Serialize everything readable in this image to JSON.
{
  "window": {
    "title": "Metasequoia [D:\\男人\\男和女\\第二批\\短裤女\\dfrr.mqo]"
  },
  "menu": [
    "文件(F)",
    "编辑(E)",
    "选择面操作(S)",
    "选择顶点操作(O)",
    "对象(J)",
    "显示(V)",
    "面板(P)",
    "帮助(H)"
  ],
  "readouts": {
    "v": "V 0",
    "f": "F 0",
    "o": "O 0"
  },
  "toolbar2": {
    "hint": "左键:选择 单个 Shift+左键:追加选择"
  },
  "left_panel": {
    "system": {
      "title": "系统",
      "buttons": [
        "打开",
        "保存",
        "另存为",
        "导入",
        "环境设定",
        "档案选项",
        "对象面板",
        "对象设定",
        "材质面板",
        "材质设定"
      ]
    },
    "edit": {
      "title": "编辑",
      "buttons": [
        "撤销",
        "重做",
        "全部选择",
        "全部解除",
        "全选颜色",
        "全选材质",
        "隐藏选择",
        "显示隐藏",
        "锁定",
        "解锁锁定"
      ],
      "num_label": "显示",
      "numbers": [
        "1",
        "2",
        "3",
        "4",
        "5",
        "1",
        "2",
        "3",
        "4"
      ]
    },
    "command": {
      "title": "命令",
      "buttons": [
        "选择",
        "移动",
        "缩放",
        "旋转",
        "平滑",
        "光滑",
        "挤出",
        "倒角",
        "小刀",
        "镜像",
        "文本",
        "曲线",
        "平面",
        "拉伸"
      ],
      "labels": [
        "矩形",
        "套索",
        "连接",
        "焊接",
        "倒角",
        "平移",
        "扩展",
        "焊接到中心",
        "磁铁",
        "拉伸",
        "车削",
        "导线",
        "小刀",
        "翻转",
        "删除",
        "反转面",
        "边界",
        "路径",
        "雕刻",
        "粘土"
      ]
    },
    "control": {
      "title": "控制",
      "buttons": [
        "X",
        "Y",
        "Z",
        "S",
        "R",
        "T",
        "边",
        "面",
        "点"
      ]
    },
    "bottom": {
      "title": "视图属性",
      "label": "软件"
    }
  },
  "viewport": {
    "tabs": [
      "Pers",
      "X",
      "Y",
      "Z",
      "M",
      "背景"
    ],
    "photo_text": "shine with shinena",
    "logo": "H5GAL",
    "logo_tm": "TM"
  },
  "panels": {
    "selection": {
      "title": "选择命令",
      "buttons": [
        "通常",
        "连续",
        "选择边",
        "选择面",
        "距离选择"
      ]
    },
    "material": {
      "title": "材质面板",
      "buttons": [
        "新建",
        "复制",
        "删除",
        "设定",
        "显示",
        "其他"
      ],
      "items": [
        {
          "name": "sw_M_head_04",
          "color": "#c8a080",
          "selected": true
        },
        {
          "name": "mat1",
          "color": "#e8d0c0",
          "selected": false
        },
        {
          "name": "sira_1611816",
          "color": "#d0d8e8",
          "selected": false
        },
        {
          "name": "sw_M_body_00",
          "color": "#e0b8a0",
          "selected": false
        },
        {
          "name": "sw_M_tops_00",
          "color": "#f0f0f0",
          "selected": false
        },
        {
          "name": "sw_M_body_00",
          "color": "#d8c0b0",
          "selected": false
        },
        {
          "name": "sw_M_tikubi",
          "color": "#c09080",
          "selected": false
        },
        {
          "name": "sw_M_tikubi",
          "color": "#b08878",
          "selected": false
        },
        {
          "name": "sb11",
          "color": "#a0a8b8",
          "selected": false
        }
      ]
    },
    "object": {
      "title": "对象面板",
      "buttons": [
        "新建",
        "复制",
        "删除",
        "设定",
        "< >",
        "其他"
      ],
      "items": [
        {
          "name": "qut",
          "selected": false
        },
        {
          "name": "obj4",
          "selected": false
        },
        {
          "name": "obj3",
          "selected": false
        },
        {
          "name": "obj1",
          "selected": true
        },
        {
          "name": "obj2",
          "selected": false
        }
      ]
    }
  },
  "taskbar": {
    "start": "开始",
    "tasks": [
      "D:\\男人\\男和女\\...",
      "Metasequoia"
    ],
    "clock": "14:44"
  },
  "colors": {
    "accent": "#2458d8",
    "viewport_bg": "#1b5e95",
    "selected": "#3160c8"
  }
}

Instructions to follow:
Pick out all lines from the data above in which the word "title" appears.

Response area:
    "title": "Metasequoia [D:\\男人\\男和女\\第二批\\短裤女\\dfrr.mqo]"
      "title": "系统",
      "title": "编辑",
      "title": "命令",
      "title": "控制",
      "title": "视图属性",
      "title": "选择命令",
      "title": "材质面板",
      "title": "对象面板",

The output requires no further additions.